--- GOAL OF THE EXERCISE ---
In the lines below, look for "label". Copy each line where it appears.

=== Section Start ===

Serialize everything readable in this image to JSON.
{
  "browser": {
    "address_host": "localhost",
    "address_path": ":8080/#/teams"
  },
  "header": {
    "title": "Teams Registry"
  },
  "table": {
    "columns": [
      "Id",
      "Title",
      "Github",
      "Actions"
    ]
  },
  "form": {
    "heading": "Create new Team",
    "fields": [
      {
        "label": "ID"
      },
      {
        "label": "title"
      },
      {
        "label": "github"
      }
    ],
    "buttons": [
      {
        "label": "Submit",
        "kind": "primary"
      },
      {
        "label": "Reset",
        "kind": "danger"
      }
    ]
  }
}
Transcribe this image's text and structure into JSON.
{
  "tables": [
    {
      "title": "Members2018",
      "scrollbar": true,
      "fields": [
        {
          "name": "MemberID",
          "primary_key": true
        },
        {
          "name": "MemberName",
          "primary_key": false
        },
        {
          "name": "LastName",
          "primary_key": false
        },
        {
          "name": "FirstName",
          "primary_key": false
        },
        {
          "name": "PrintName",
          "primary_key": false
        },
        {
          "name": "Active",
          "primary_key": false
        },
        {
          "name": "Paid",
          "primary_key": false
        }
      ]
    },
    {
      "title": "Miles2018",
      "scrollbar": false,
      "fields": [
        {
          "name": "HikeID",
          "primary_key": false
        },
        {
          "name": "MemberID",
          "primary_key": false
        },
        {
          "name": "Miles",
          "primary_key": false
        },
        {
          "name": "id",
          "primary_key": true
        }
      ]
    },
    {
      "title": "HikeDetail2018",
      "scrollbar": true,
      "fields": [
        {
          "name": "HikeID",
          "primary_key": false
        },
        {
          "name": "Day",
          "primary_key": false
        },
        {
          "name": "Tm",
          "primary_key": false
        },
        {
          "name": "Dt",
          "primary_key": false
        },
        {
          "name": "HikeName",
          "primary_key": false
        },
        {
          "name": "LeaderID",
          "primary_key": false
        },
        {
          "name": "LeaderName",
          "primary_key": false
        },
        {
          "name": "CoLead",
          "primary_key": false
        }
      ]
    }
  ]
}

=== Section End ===

--- RESPONSE TO THIS EXERCISE ---
        "label": "ID"
        "label": "title"
        "label": "github"
        "label": "Submit",
        "label": "Reset",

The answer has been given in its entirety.